Introduction


DADA2 is a bioinformatics pipeline created by Callahan et al., 2016. It consists is a series of steps which filter the raw sequences obtained with Illumina sequencing. The final step is to obtain the taxonomy of the sequences that have been filtered in order to study the microbial community.

DADA2 has two major features which distinguishes it from other commonly used pipelines. On one hand, it will proceed to the modeling of the sequencing error which is supposed to make it possible to distinguish mutant sequences from erroneous sequences. On the other hand, unlike other pipelines such as QIIME or Mothur, DADA2 does not cluster 97% similar sequences in Operational Taxonomy Units (OTUs). Its Amplicon Sequence Variants (ASVs) are not grouped if the sequences are not 100% identical. See figure above.

Originally constructed for 16S marker gene sequences (Bacteria), we will use it with ITS marker gene (Fungi) sequences from Illumina MiSEQ 2x300 bp paired-end sequencing. To speed up the execution of each step, we randomly sub-sampled a dataset in order to only keep 1000 sequences per sample. Finally, Redde Caesari quae sunt Caesaris : this tutorial was largely inspired by the original DADA2 tutorial.

In general, before starting this pipeline, we must take some precautions:

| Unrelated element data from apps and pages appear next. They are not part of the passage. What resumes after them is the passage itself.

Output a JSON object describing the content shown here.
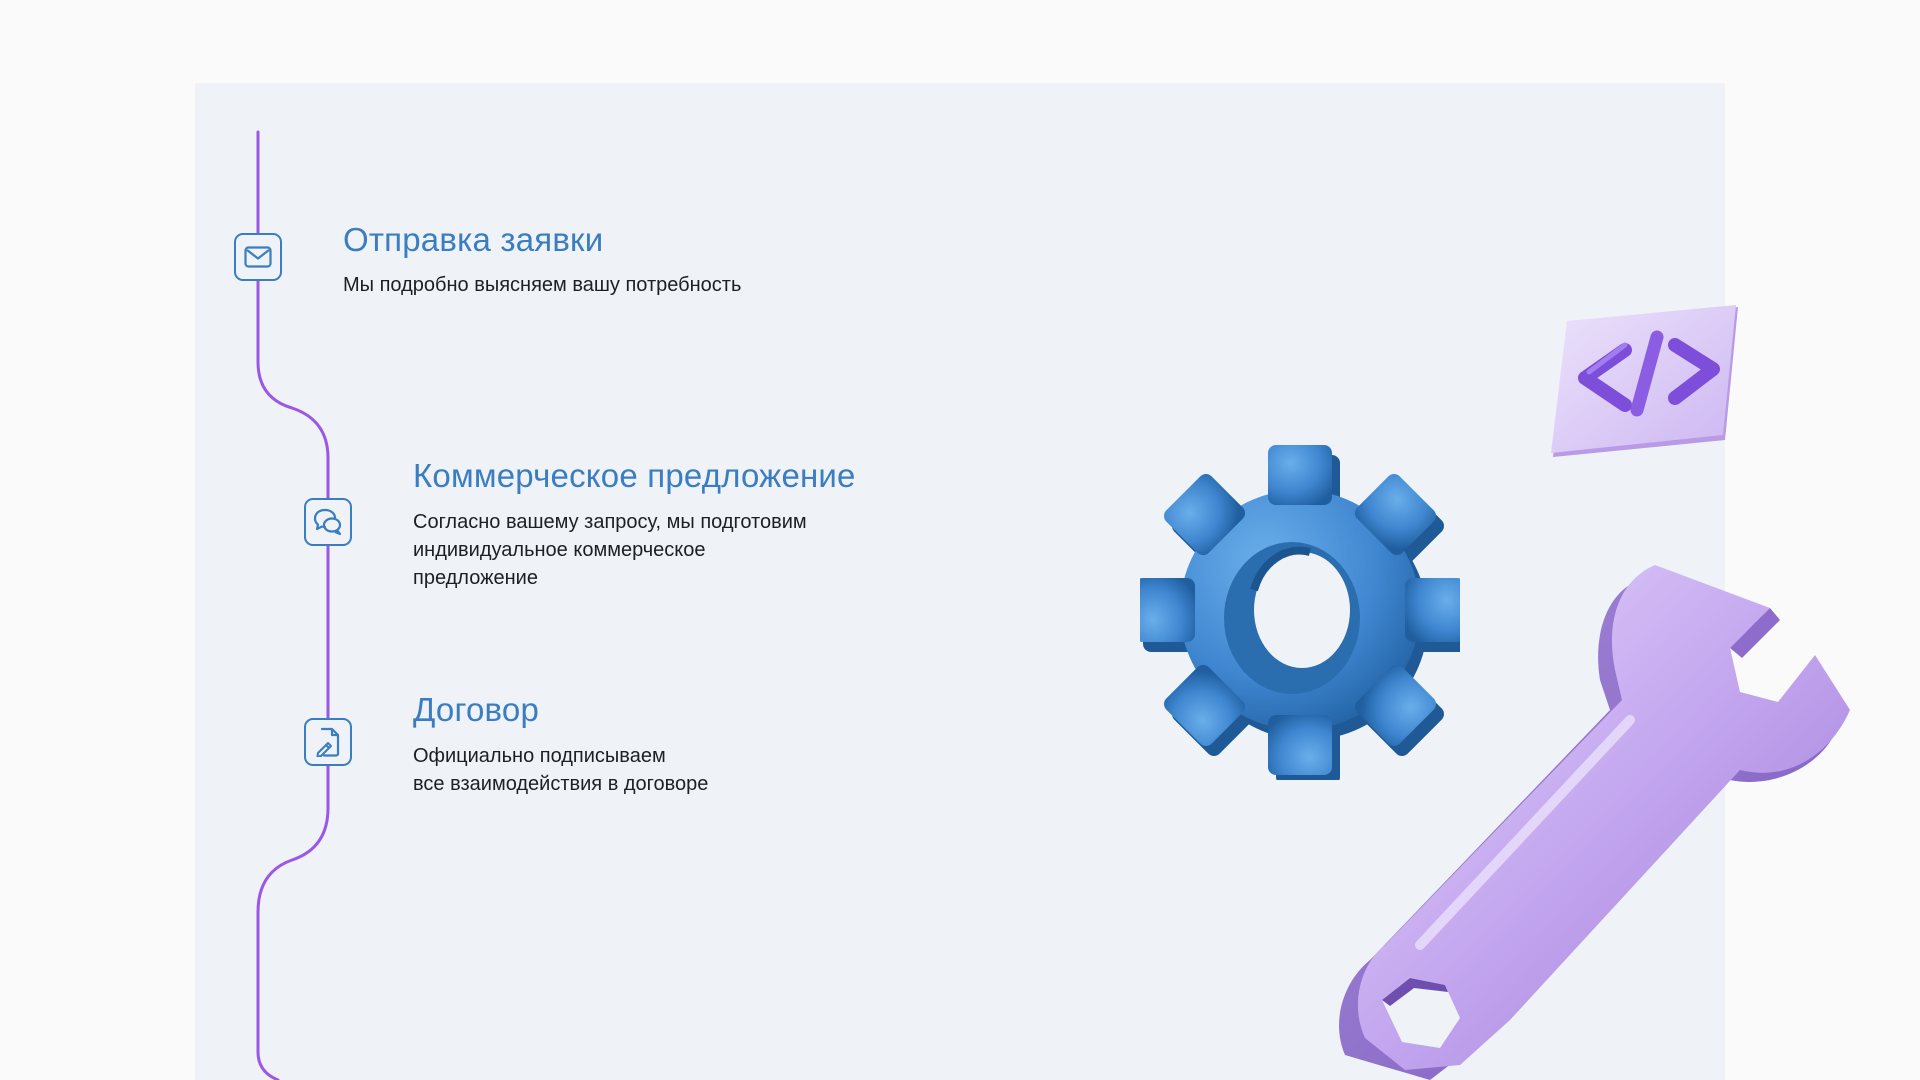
{
  "steps": [
    {
      "title": "Отправка заявки",
      "description": "Мы подробно выясняем вашу потребность",
      "icon": "mail-icon"
    },
    {
      "title": "Коммерческое предложение",
      "description": "Согласно вашему запросу, мы подготовим\nиндивидуальное коммерческое\nпредложение",
      "icon": "chat-bubbles-icon"
    },
    {
      "title": "Договор",
      "description": "Официально подписываем\nвсе взаимодействия в договоре",
      "icon": "document-sign-icon"
    }
  ],
  "colors": {
    "timeline": "#9b57e6",
    "accent": "#3a7dc0",
    "panel": "#eff2f7",
    "page": "#fafafb"
  },
  "illustrations": [
    "code-icon",
    "gear-icon",
    "wrench-icon"
  ]
}
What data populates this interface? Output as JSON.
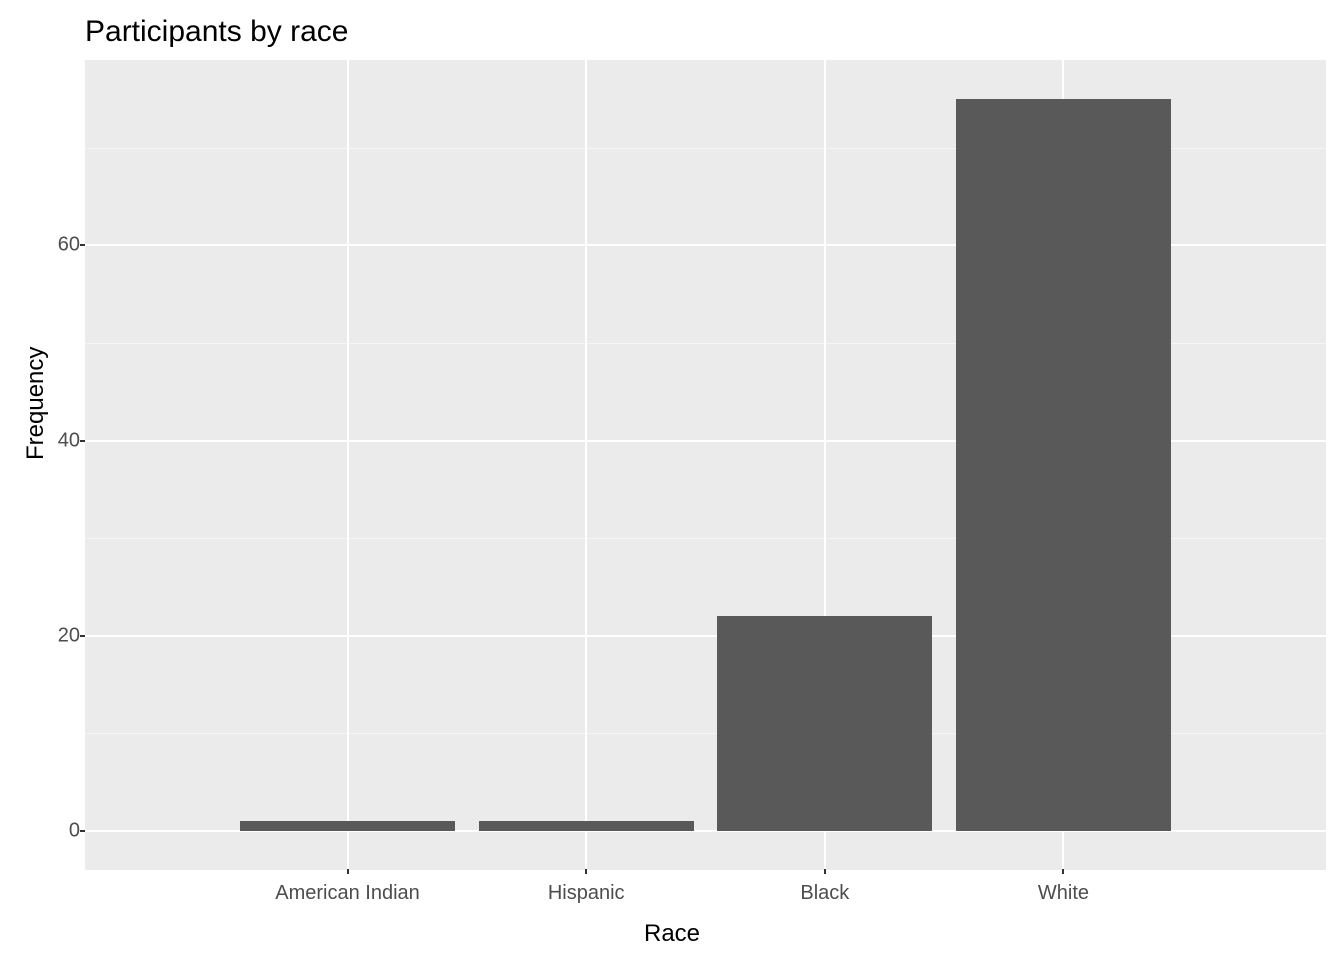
{
  "chart_data": {
    "type": "bar",
    "title": "Participants by race",
    "xlabel": "Race",
    "ylabel": "Frequency",
    "categories": [
      "American Indian",
      "Hispanic",
      "Black",
      "White"
    ],
    "values": [
      1,
      1,
      22,
      75
    ],
    "y_ticks": [
      0,
      20,
      40,
      60
    ],
    "y_minor_ticks": [
      10,
      30,
      50,
      70
    ],
    "ylim": [
      -4,
      79
    ]
  }
}
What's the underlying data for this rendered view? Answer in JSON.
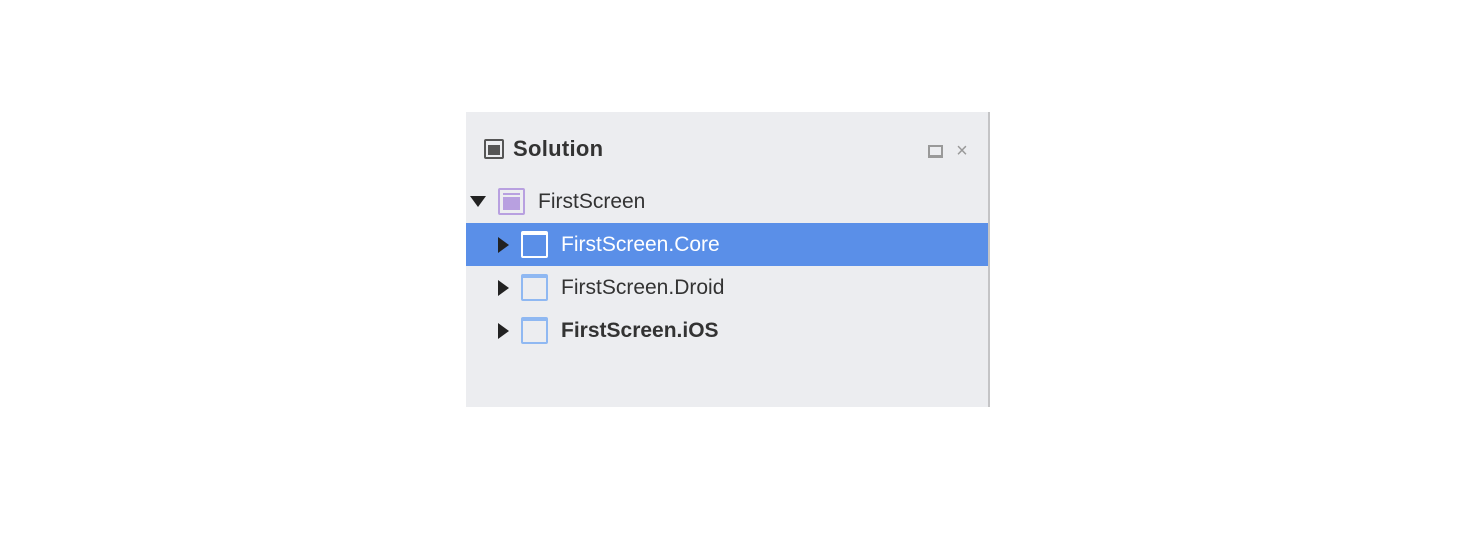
{
  "panel": {
    "title": "Solution",
    "maximize_icon": "maximize-icon",
    "close_icon": "close-icon"
  },
  "tree": {
    "root": {
      "label": "FirstScreen",
      "expanded": true,
      "icon": "solution-icon"
    },
    "children": [
      {
        "label": "FirstScreen.Core",
        "selected": true,
        "bold": false,
        "icon": "project-icon"
      },
      {
        "label": "FirstScreen.Droid",
        "selected": false,
        "bold": false,
        "icon": "project-icon"
      },
      {
        "label": "FirstScreen.iOS",
        "selected": false,
        "bold": true,
        "icon": "project-icon"
      }
    ]
  },
  "colors": {
    "selection": "#5a8fe8",
    "panel_bg": "#ecedf0"
  }
}
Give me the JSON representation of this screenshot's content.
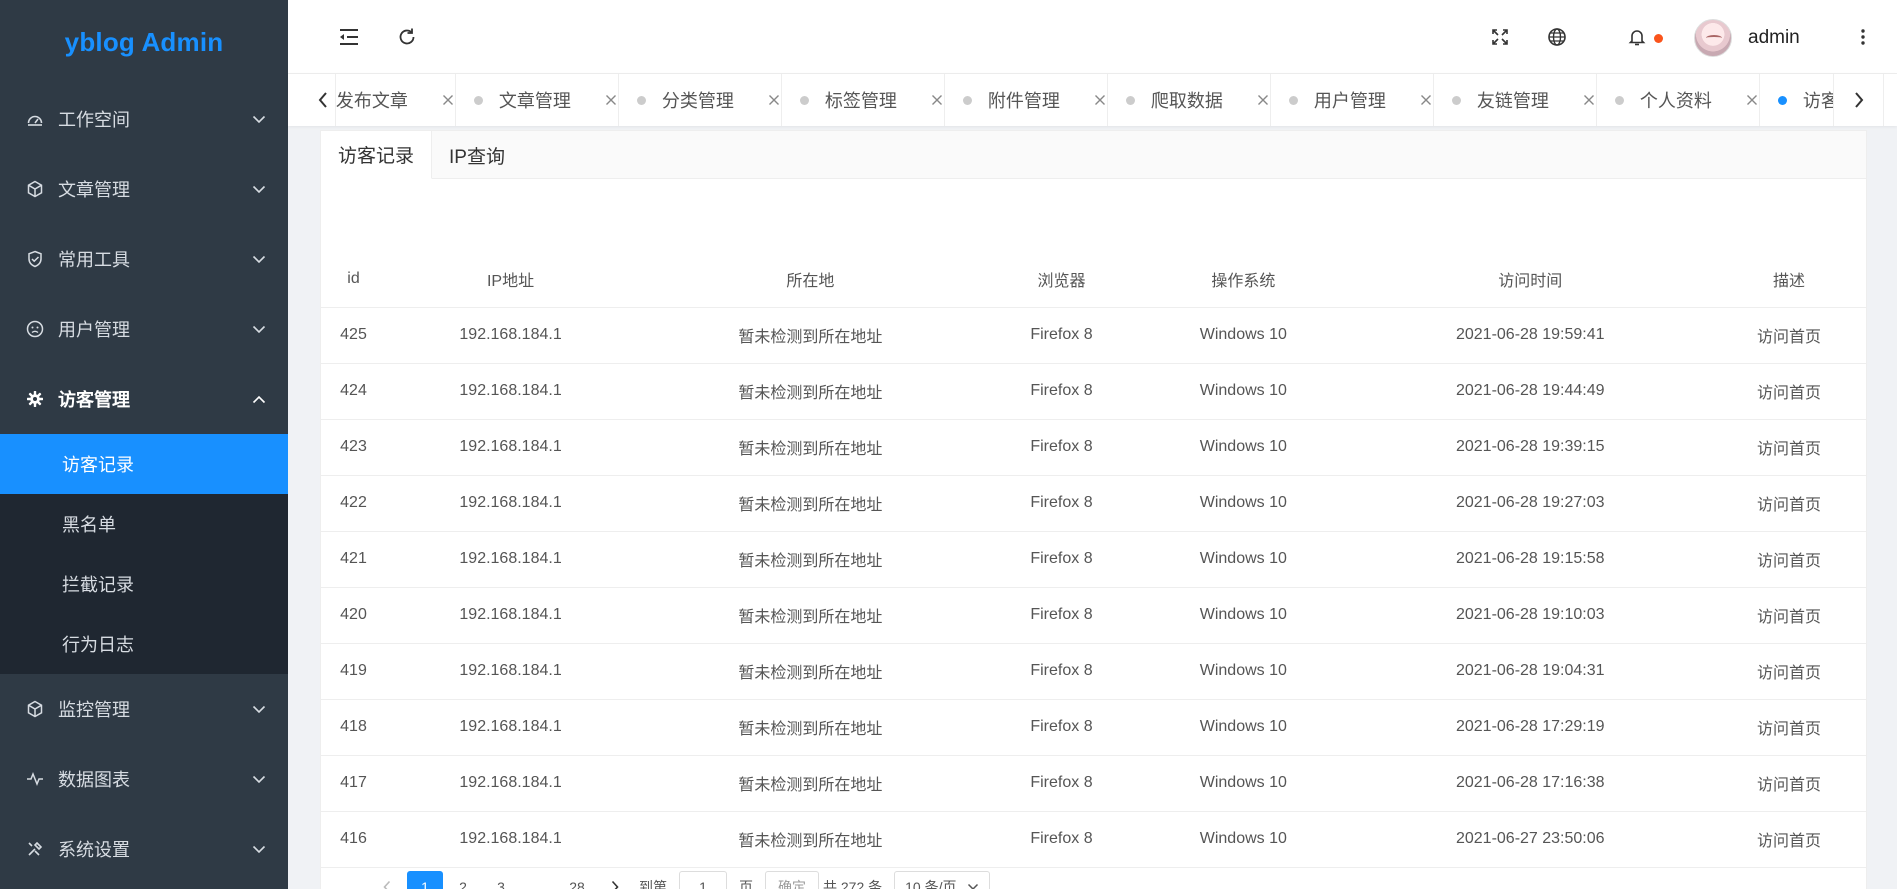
{
  "app": {
    "title": "yblog Admin"
  },
  "sidebar": {
    "items": [
      {
        "label": "工作空间",
        "icon": "dashboard-icon",
        "expanded": false
      },
      {
        "label": "文章管理",
        "icon": "cube-icon",
        "expanded": false
      },
      {
        "label": "常用工具",
        "icon": "shield-check-icon",
        "expanded": false
      },
      {
        "label": "用户管理",
        "icon": "face-icon",
        "expanded": false
      },
      {
        "label": "访客管理",
        "icon": "gear-icon",
        "expanded": true,
        "children": [
          {
            "label": "访客记录",
            "active": true
          },
          {
            "label": "黑名单",
            "active": false
          },
          {
            "label": "拦截记录",
            "active": false
          },
          {
            "label": "行为日志",
            "active": false
          }
        ]
      },
      {
        "label": "监控管理",
        "icon": "cube-icon",
        "expanded": false
      },
      {
        "label": "数据图表",
        "icon": "pulse-icon",
        "expanded": false
      },
      {
        "label": "系统设置",
        "icon": "tools-icon",
        "expanded": false
      }
    ]
  },
  "header": {
    "username": "admin",
    "notification_dot_color": "#fa541c"
  },
  "tags": [
    {
      "label": "发布文章",
      "active": false
    },
    {
      "label": "文章管理",
      "active": false
    },
    {
      "label": "分类管理",
      "active": false
    },
    {
      "label": "标签管理",
      "active": false
    },
    {
      "label": "附件管理",
      "active": false
    },
    {
      "label": "爬取数据",
      "active": false
    },
    {
      "label": "用户管理",
      "active": false
    },
    {
      "label": "友链管理",
      "active": false
    },
    {
      "label": "个人资料",
      "active": false
    },
    {
      "label": "访客记录",
      "active": true
    }
  ],
  "content": {
    "tabs": [
      {
        "label": "访客记录",
        "active": true
      },
      {
        "label": "IP查询",
        "active": false
      }
    ],
    "table": {
      "columns": [
        "id",
        "IP地址",
        "所在地",
        "浏览器",
        "操作系统",
        "访问时间",
        "描述"
      ],
      "rows": [
        [
          "425",
          "192.168.184.1",
          "暂未检测到所在地址",
          "Firefox 8",
          "Windows 10",
          "2021-06-28 19:59:41",
          "访问首页"
        ],
        [
          "424",
          "192.168.184.1",
          "暂未检测到所在地址",
          "Firefox 8",
          "Windows 10",
          "2021-06-28 19:44:49",
          "访问首页"
        ],
        [
          "423",
          "192.168.184.1",
          "暂未检测到所在地址",
          "Firefox 8",
          "Windows 10",
          "2021-06-28 19:39:15",
          "访问首页"
        ],
        [
          "422",
          "192.168.184.1",
          "暂未检测到所在地址",
          "Firefox 8",
          "Windows 10",
          "2021-06-28 19:27:03",
          "访问首页"
        ],
        [
          "421",
          "192.168.184.1",
          "暂未检测到所在地址",
          "Firefox 8",
          "Windows 10",
          "2021-06-28 19:15:58",
          "访问首页"
        ],
        [
          "420",
          "192.168.184.1",
          "暂未检测到所在地址",
          "Firefox 8",
          "Windows 10",
          "2021-06-28 19:10:03",
          "访问首页"
        ],
        [
          "419",
          "192.168.184.1",
          "暂未检测到所在地址",
          "Firefox 8",
          "Windows 10",
          "2021-06-28 19:04:31",
          "访问首页"
        ],
        [
          "418",
          "192.168.184.1",
          "暂未检测到所在地址",
          "Firefox 8",
          "Windows 10",
          "2021-06-28 17:29:19",
          "访问首页"
        ],
        [
          "417",
          "192.168.184.1",
          "暂未检测到所在地址",
          "Firefox 8",
          "Windows 10",
          "2021-06-28 17:16:38",
          "访问首页"
        ],
        [
          "416",
          "192.168.184.1",
          "暂未检测到所在地址",
          "Firefox 8",
          "Windows 10",
          "2021-06-27 23:50:06",
          "访问首页"
        ]
      ]
    },
    "pagination": {
      "pages": [
        "1",
        "2",
        "3",
        "...",
        "28"
      ],
      "current_page": "1",
      "goto_prefix": "到第",
      "goto_value": "1",
      "goto_suffix": "页",
      "confirm_label": "确定",
      "total_text": "共 272 条",
      "page_size_label": "10 条/页"
    }
  },
  "colors": {
    "primary": "#1890ff",
    "sidebar_bg": "#2f3a45",
    "submenu_bg": "#1f2731"
  }
}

  1. Samples must be demultiplexed: split into individual per-sample fastq files.
  2. If the sequences are paired-end, the forward and reverse sequences have to be in distinct fastq files but must contain reads in matched order.
  3. The nucleotides which are not part of the amplicon (primers and adapters) have to be removed. They can also be removed at the filtring step.
  4. Most functions have a multithreading option that allows faster computing time by accessing multiple processors. Just specify multithread = TRUE to enable it. Warning, this option does not work under Windows.

This figure taken from Hugerth and Andersson, 2017 illustrates the theoretical difference between OTUs and ASV. Each color represents a clade. Yellow stars indicate mutations, red stars indicate amplification or sequencing errors. The size of the space between the sequences indicates their clustering.


(A) 100 % identity clustered OTUs.
The slightest variation of sequences causes the creation of a new group. The mutant sequences and the erroneous sequences are treated similarly.
(B) 97 % identity clustered OTUs.
A wider grouping allows to no longer consider the erroneous sequences, however the mutant sequences will also be clustered in the consensus group. (C) ASVs. Learning the error rates theoretically enables to group the erroneous sequences with the consensus sequences. In contrast, the mutant sequences are considered integrally.



Let’s start !


First, we’re going to load the DADA2 package. You should have the latest version: packageVersion('dada2'). Then we’re going to create a variable (path) indicating the path which will allow to access the objects required for this pipeline.

library(dada2); packageVersion("dada2")
## Loading required package: Rcpp
## [1] '1.18.0'
path <- "data/ITS_sub/"

Let’s check where the path leads to…